(Stored records)
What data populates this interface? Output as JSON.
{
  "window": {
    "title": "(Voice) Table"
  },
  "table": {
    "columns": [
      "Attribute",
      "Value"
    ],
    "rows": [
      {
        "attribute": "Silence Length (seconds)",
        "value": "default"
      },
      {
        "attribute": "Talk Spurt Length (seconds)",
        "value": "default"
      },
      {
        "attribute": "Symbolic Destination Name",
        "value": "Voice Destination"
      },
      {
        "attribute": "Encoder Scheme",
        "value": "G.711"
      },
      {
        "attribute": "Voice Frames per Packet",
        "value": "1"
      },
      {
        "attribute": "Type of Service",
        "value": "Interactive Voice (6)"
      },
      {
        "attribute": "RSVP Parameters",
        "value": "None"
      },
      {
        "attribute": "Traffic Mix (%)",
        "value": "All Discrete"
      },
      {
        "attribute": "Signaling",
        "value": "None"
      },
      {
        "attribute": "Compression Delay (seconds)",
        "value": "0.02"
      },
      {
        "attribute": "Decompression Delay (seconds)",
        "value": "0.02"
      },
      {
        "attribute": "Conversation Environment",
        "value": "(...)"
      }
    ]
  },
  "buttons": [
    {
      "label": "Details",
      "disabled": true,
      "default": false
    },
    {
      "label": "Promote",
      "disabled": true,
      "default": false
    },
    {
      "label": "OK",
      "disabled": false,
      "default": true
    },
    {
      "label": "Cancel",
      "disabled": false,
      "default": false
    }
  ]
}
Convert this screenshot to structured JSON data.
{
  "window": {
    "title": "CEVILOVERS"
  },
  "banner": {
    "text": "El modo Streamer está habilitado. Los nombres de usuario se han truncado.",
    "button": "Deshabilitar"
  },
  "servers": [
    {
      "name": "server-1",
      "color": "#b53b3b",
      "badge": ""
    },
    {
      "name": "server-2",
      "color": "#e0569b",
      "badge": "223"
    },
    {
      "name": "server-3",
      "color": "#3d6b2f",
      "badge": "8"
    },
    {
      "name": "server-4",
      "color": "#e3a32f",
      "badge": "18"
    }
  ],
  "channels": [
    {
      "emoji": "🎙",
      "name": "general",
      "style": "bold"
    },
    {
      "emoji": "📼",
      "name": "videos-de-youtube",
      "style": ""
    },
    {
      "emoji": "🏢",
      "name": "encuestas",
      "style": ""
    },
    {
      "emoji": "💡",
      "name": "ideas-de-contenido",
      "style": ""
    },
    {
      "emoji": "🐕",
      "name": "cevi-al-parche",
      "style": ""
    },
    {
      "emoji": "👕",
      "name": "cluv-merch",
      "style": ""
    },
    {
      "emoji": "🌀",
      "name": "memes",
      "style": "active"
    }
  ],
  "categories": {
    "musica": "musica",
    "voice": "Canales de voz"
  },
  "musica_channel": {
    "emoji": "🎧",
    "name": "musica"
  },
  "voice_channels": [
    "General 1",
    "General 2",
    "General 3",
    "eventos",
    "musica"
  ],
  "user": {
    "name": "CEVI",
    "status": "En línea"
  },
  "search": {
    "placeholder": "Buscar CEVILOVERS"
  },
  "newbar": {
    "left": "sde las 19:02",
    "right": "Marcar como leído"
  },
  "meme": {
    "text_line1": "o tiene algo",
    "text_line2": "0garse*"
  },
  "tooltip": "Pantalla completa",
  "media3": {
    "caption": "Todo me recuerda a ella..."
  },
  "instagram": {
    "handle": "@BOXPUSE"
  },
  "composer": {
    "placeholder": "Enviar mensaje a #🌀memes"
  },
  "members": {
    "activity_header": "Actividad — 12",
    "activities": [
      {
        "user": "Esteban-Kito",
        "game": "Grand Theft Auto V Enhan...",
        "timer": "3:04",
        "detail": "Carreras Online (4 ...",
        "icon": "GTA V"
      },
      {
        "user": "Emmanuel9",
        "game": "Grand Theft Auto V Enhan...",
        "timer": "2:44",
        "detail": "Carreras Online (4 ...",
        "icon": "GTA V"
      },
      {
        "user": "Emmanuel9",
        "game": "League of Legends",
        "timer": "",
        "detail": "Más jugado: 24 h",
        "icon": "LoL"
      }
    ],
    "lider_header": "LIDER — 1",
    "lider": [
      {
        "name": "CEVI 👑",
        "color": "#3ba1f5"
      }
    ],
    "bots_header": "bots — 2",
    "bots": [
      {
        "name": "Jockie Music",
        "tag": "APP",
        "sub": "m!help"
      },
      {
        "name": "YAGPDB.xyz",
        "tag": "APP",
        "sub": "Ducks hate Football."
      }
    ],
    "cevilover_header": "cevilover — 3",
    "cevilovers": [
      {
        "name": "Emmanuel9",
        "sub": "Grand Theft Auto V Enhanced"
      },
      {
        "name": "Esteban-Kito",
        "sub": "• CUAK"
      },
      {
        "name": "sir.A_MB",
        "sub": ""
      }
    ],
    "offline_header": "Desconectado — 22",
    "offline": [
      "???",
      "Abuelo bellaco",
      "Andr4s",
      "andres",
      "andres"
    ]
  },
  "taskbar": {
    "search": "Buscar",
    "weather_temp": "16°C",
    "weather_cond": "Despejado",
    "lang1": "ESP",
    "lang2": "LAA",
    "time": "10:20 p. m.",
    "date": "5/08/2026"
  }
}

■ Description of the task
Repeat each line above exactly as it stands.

■ Result of the exercise
What data populates this interface? Output as JSON.
{
  "window": {
    "title": "(Voice) Table"
  },
  "table": {
    "columns": [
      "Attribute",
      "Value"
    ],
    "rows": [
      {
        "attribute": "Silence Length (seconds)",
        "value": "default"
      },
      {
        "attribute": "Talk Spurt Length (seconds)",
        "value": "default"
      },
      {
        "attribute": "Symbolic Destination Name",
        "value": "Voice Destination"
      },
      {
        "attribute": "Encoder Scheme",
        "value": "G.711"
      },
      {
        "attribute": "Voice Frames per Packet",
        "value": "1"
      },
      {
        "attribute": "Type of Service",
        "value": "Interactive Voice (6)"
      },
      {
        "attribute": "RSVP Parameters",
        "value": "None"
      },
      {
        "attribute": "Traffic Mix (%)",
        "value": "All Discrete"
      },
      {
        "attribute": "Signaling",
        "value": "None"
      },
      {
        "attribute": "Compression Delay (seconds)",
        "value": "0.02"
      },
      {
        "attribute": "Decompression Delay (seconds)",
        "value": "0.02"
      },
      {
        "attribute": "Conversation Environment",
        "value": "(...)"
      }
    ]
  },
  "buttons": [
    {
      "label": "Details",
      "disabled": true,
      "default": false
    },
    {
      "label": "Promote",
      "disabled": true,
      "default": false
    },
    {
      "label": "OK",
      "disabled": false,
      "default": true
    },
    {
      "label": "Cancel",
      "disabled": false,
      "default": false
    }
  ]
}
Convert this screenshot to structured JSON data.
{
  "window": {
    "title": "CEVILOVERS"
  },
  "banner": {
    "text": "El modo Streamer está habilitado. Los nombres de usuario se han truncado.",
    "button": "Deshabilitar"
  },
  "servers": [
    {
      "name": "server-1",
      "color": "#b53b3b",
      "badge": ""
    },
    {
      "name": "server-2",
      "color": "#e0569b",
      "badge": "223"
    },
    {
      "name": "server-3",
      "color": "#3d6b2f",
      "badge": "8"
    },
    {
      "name": "server-4",
      "color": "#e3a32f",
      "badge": "18"
    }
  ],
  "channels": [
    {
      "emoji": "🎙",
      "name": "general",
      "style": "bold"
    },
    {
      "emoji": "📼",
      "name": "videos-de-youtube",
      "style": ""
    },
    {
      "emoji": "🏢",
      "name": "encuestas",
      "style": ""
    },
    {
      "emoji": "💡",
      "name": "ideas-de-contenido",
      "style": ""
    },
    {
      "emoji": "🐕",
      "name": "cevi-al-parche",
      "style": ""
    },
    {
      "emoji": "👕",
      "name": "cluv-merch",
      "style": ""
    },
    {
      "emoji": "🌀",
      "name": "memes",
      "style": "active"
    }
  ],
  "categories": {
    "musica": "musica",
    "voice": "Canales de voz"
  },
  "musica_channel": {
    "emoji": "🎧",
    "name": "musica"
  },
  "voice_channels": [
    "General 1",
    "General 2",
    "General 3",
    "eventos",
    "musica"
  ],
  "user": {
    "name": "CEVI",
    "status": "En línea"
  },
  "search": {
    "placeholder": "Buscar CEVILOVERS"
  },
  "newbar": {
    "left": "sde las 19:02",
    "right": "Marcar como leído"
  },
  "meme": {
    "text_line1": "o tiene algo",
    "text_line2": "0garse*"
  },
  "tooltip": "Pantalla completa",
  "media3": {
    "caption": "Todo me recuerda a ella..."
  },
  "instagram": {
    "handle": "@BOXPUSE"
  },
  "composer": {
    "placeholder": "Enviar mensaje a #🌀memes"
  },
  "members": {
    "activity_header": "Actividad — 12",
    "activities": [
      {
        "user": "Esteban-Kito",
        "game": "Grand Theft Auto V Enhan...",
        "timer": "3:04",
        "detail": "Carreras Online (4 ...",
        "icon": "GTA V"
      },
      {
        "user": "Emmanuel9",
        "game": "Grand Theft Auto V Enhan...",
        "timer": "2:44",
        "detail": "Carreras Online (4 ...",
        "icon": "GTA V"
      },
      {
        "user": "Emmanuel9",
        "game": "League of Legends",
        "timer": "",
        "detail": "Más jugado: 24 h",
        "icon": "LoL"
      }
    ],
    "lider_header": "LIDER — 1",
    "lider": [
      {
        "name": "CEVI 👑",
        "color": "#3ba1f5"
      }
    ],
    "bots_header": "bots — 2",
    "bots": [
      {
        "name": "Jockie Music",
        "tag": "APP",
        "sub": "m!help"
      },
      {
        "name": "YAGPDB.xyz",
        "tag": "APP",
        "sub": "Ducks hate Football."
      }
    ],
    "cevilover_header": "cevilover — 3",
    "cevilovers": [
      {
        "name": "Emmanuel9",
        "sub": "Grand Theft Auto V Enhanced"
      },
      {
        "name": "Esteban-Kito",
        "sub": "• CUAK"
      },
      {
        "name": "sir.A_MB",
        "sub": ""
      }
    ],
    "offline_header": "Desconectado — 22",
    "offline": [
      "???",
      "Abuelo bellaco",
      "Andr4s",
      "andres",
      "andres"
    ]
  },
  "taskbar": {
    "search": "Buscar",
    "weather_temp": "16°C",
    "weather_cond": "Despejado",
    "lang1": "ESP",
    "lang2": "LAA",
    "time": "10:20 p. m.",
    "date": "5/08/2026"
  }
}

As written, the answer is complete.